Ecobank’s Lawyer Accuses Olanipekun Of Abuse Of Court Process, Writes CJN, BoB

Mr. Kunle Ogunba (SAN), counsel to Ecobank Plc in the alleged Honeywell debt recovery saga, has dragged the law firm of Wole Olanipekun & Co. before the Chief Justice of Nigeria (CJN) and the Body of Benchers.

Ogunba urged the NJC and Body of Benchers (BoB) to investigate the law firm’s role in the matter of “Shares belonging to Honeywell Group Limited, Honeywell Flour Mills Plc, Anchorage Ltd, Siloam Global Services Limited and Dr. Oba Otudeko in FBN Holdings Plc or in any other entity”.

He accused Wole Olanipekun & Co of among others, “unprofessionalism/abuse of the final judgment of the Supreme Court” and “Persistent and constant abuse of process of court”.

Ogunba, in the July 18 letter, also addressed to the Managing Director, FBN Holdings Limited, claimed the law firm filed a fresh action to relitigate the matter of Honeywell’s debt already settled by the Supreeme Court.

He referenced an exchange of letters between his firm, Kunle Ogunba & Associates and Wole Olanipekun and & Co.

The SAN said: “We have just been served copy of a correspondence of the 14th instant from the firm of Wole Olanipekun & Co. in response to ours of the 12th instant as regards the above subject and we are now convinced beyond all previous doubts that the highly esteemed law firm of Wole Olanipekun & Co. will palpably stop at nothing to despoliate the final judgment of the Supreme Court in a dispute that raged for the better part of eight years as would be shown anon particularly in the light of the “fresh action” {in SUIT NO. FHC/L/CS/352/2023} it has filed at the Federal High Court, in Lagos to palpably relitigate the same subject matter. 

“Clearly, the response of the firm of Wole Olanipekun & Co. has departed from its previous position that the Supreme Court could not have, and, indeed, did not grant an award claim in favour of the bank and has unilaterally codified a phantom unanimity of position that entity and personality who undoubtedly guaranteed the facilities are not parties before the Court and that a certain figure was never mentioned when the Supreme Court held that the “Debtor must pay all the debts that have accrued under the loan contract.

“Indeed, if that position is true for all intents and purposes, the question is why the necessity for a “fresh action” on behalf of the judgment debtors necessitating a counter-claim on our part?”

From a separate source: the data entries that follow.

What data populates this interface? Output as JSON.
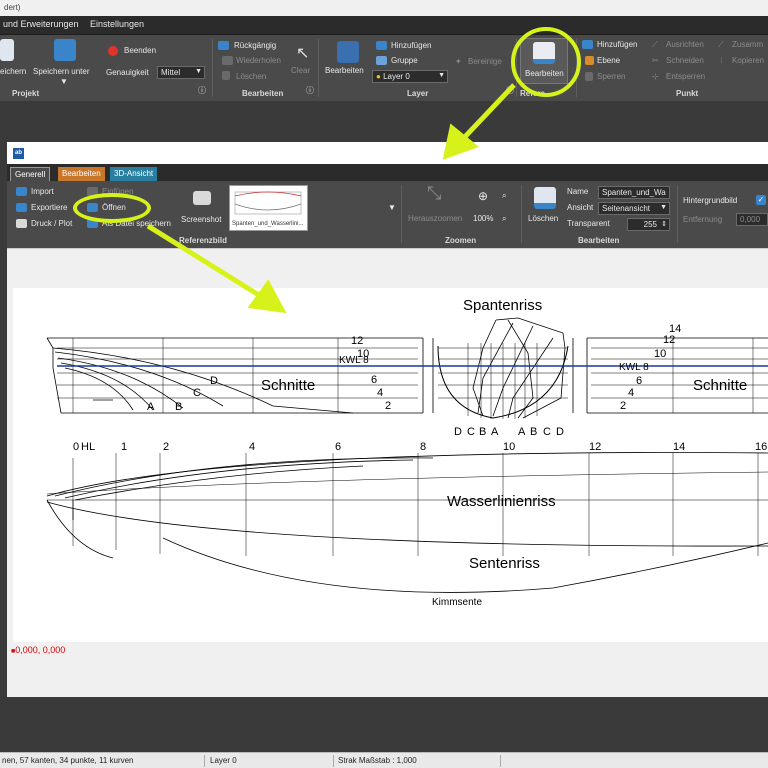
{
  "app": {
    "title_fragment": "dert)",
    "menu": [
      "und Erweiterungen",
      "Einstellungen"
    ]
  },
  "main_ribbon": {
    "projekt": {
      "label": "Projekt",
      "speichern": "eichern",
      "speichern_unter": "Speichern unter",
      "beenden": "Beenden",
      "genauigkeit_label": "Genauigkeit",
      "genauigkeit_value": "Mittel"
    },
    "bearbeiten": {
      "label": "Bearbeiten",
      "rueckgaengig": "Rückgängig",
      "wiederholen": "Wiederholen",
      "loeschen": "Löschen",
      "clear": "Clear"
    },
    "layer": {
      "label": "Layer",
      "bearbeiten": "Bearbeiten",
      "hinzufuegen": "Hinzufügen",
      "gruppe": "Gruppe",
      "layer_value": "Layer 0",
      "bereinigen": "Bereinige"
    },
    "referenz": {
      "label": "Refere...",
      "bearbeiten": "Bearbeiten"
    },
    "punkt": {
      "label": "Punkt",
      "hinzufuegen": "Hinzufügen",
      "ebene": "Ebene",
      "sperren": "Sperren",
      "ausrichten": "Ausrichten",
      "schneiden": "Schneiden",
      "entsperren": "Entsperren",
      "zusamm": "Zusamm",
      "kopieren": "Kopieren"
    }
  },
  "inner_window": {
    "tabs": [
      {
        "label": "Generell",
        "color": "#2b2b2b"
      },
      {
        "label": "Bearbeiten",
        "color": "#c8762a"
      },
      {
        "label": "3D-Ansicht",
        "color": "#2a7fa0"
      }
    ],
    "ribbon": {
      "import": "Import",
      "exportieren": "Exportiere",
      "druck_plot": "Druck / Plot",
      "einfuegen": "Einfügen",
      "oeffnen": "Öffnen",
      "als_datei": "Als Datei speichern",
      "screenshot": "Screenshot",
      "thumbnail_caption": "Spanten_und_Wasserlini...",
      "referenzbild_label": "Referenzbild",
      "herauszoomen": "Herauszoomen",
      "zoom_value": "100%",
      "zoomen_label": "Zoomen",
      "loeschen": "Löschen",
      "name_label": "Name",
      "name_value": "Spanten_und_Wa",
      "ansicht_label": "Ansicht",
      "ansicht_value": "Seitenansicht",
      "transparent_label": "Transparent",
      "transparent_value": "255",
      "bearbeiten_label": "Bearbeiten",
      "hintergrundbild": "Hintergrundbild",
      "entfernung_label": "Entfernung",
      "entfernung_value": "0,000"
    },
    "drawing": {
      "spantenriss": "Spantenriss",
      "schnitte": "Schnitte",
      "wasserlinienriss": "Wasserlinienriss",
      "sentenriss": "Sentenriss",
      "kimmsente": "Kimmsente",
      "kwl": "KWL 8",
      "wl_left": [
        "12",
        "10",
        "6",
        "4",
        "2"
      ],
      "wl_right": [
        "14",
        "12",
        "10",
        "6",
        "4",
        "2"
      ],
      "buttock_letters_left": [
        "A",
        "B",
        "C",
        "D"
      ],
      "body_letters": [
        "D",
        "C",
        "B",
        "A",
        "A",
        "B",
        "C",
        "D"
      ],
      "stations": [
        "0",
        "HL",
        "1",
        "2",
        "4",
        "6",
        "8",
        "10",
        "12",
        "14",
        "16"
      ]
    },
    "coords": "0,000, 0,000"
  },
  "status": {
    "counts": "nen, 57 kanten, 34 punkte, 11 kurven",
    "layer": "Layer 0",
    "scale": "Strak Maßstab : 1,000"
  },
  "colors": {
    "highlight": "#d7f21b",
    "ribbon": "#4a4a4a",
    "kwl_line": "#1a3a9a"
  }
}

According to the lawyer, “If the preposition of the counsel to Honeywell Group and its cronies are allowed to stand it means there will not be an end to a litigation of a contract between parties enumerating figures…”

He argued that a careful analysis of the claim as presented in the “fresh action” shows “vividly that the new action at the lower court is a frontal attack on the Supreme Court judgment because while the Supreme Court has previously held (at page 39 of its judgment) that: ‘The Respondent being the owner of the money dues as debts from the Appellants can decide to waive its right to recover all the debts due to it from each Appellant. But it cannot be compelled to waive a contractual right. 

“However, by the fresh action filed, the Appellants as Plaintiff now seek an order that the owner {the bank} can be so compelled contrary to the binding decision of the Supreme Court, the highest Court in the land which found as a matter of fact that as of January 17, 2014 the sum of N3, 1116, 731, 061.07 billion remains outstanding which is more than the N2 billion the plaintiff admitted as due and owing.”